Ensminger SM., Spriewald BM., Fischlein T., Weyand M., Morris PJ., Wood KJ.

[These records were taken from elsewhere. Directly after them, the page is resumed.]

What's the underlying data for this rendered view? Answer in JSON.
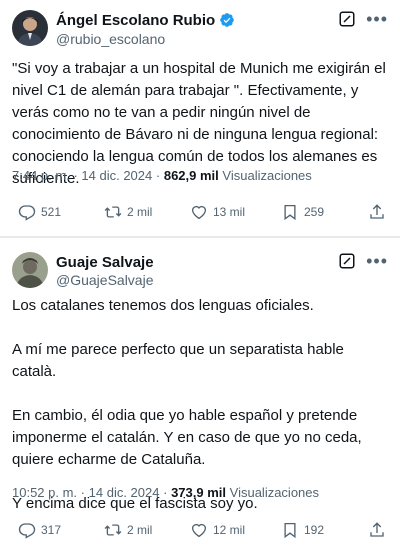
{
  "tweets": [
    {
      "author_name": "Ángel Escolano Rubio",
      "handle": "@rubio_escolano",
      "verified": true,
      "text": "\"Si voy a trabajar a un hospital de Munich me exigirán el nivel C1 de alemán para trabajar \". Efectivamente, y verás como no te van a pedir ningún nivel de conocimiento de Bávaro ni de ninguna lengua regional: conociendo la lengua común de todos los alemanes es suficiente.",
      "time": "7:44 p. m.",
      "date": "14 dic. 2024",
      "views": "862,9 mil",
      "views_label": "Visualizaciones",
      "replies": "521",
      "reposts": "2 mil",
      "likes": "13 mil",
      "bookmarks": "259"
    },
    {
      "author_name": "Guaje Salvaje",
      "handle": "@GuajeSalvaje",
      "verified": false,
      "paragraphs": [
        "Los catalanes tenemos dos lenguas oficiales.",
        "A mí me parece perfecto que un separatista hable català.",
        "En cambio, él odia que yo hable español y pretende imponerme el catalán. Y en caso de que yo no ceda, quiere echarme de Cataluña.",
        "Y encima dice que el fascista soy yo."
      ],
      "time": "10:52 p. m.",
      "date": "14 dic. 2024",
      "views": "373,9 mil",
      "views_label": "Visualizaciones",
      "replies": "317",
      "reposts": "2 mil",
      "likes": "12 mil",
      "bookmarks": "192"
    }
  ],
  "separator": "·",
  "colors": {
    "text": "#0f1419",
    "secondary": "#536471",
    "verified": "#1d9bf0",
    "divider": "#e7e9ea"
  }
}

Endothelial cells (ECs) are of major interest in allograft rejection. The authors and others have recently shown in different mouse allograft models that, during the development of transplant arteriosclerosis, donor ECs are replaced by recipient ECs. It was the aim of this study to characterize the phenotype of ECs during the development of transplant arteriosclerosis further, with particular interest in their capability to express CD40. Abdominal aortic allografts were transplanted across a full major histocompatibility complex (MHC) barrier using BALB/c (H-2d) mice as donors and C57BL/6 (H-2b) mice as transplant recipients. Aortic allografts were harvested on days 7 and 30 after transplantation and analyzed by double-immunohistochemistry for expression of CD40 and CD31. As the authors have previously shown that ECs in the aortic allograft model are of donor origin on day 7 after transplantation, whereas by day 30 donor ECs have been replaced by ECs of recipient origin, these two time points were chosen for analysis of CD40 expression. Double-immunohistochemistry for CD40 and CD31 revealed no endothelial expression of CD40 at either time point. These initial results obtained with the anti-CD40 monoclonal antibody (mAb) (clone 3/23) were confirmed by two further experiments using two different anti-CD40 mAbs (clone HM40-3 and clone 1/10) that bind to epitopes of the CD40 receptor distinct to that of 3/23. Neither mAb revealed endothelial expression of CD40. Further analysis of the composition of the cellular infiltrate demonstrated that the majority of macrophages were CD40 positive. The data indicate that in this mouse model of aortic transplantation, neither recipient- nor donor-derived ECs express CD40 during the development of transplant arteriosclerosis. Therefore, in contrast to rat or human ECs, CD40 expression by mouse ECs does not seem to play a major role in this form of allograft rejection.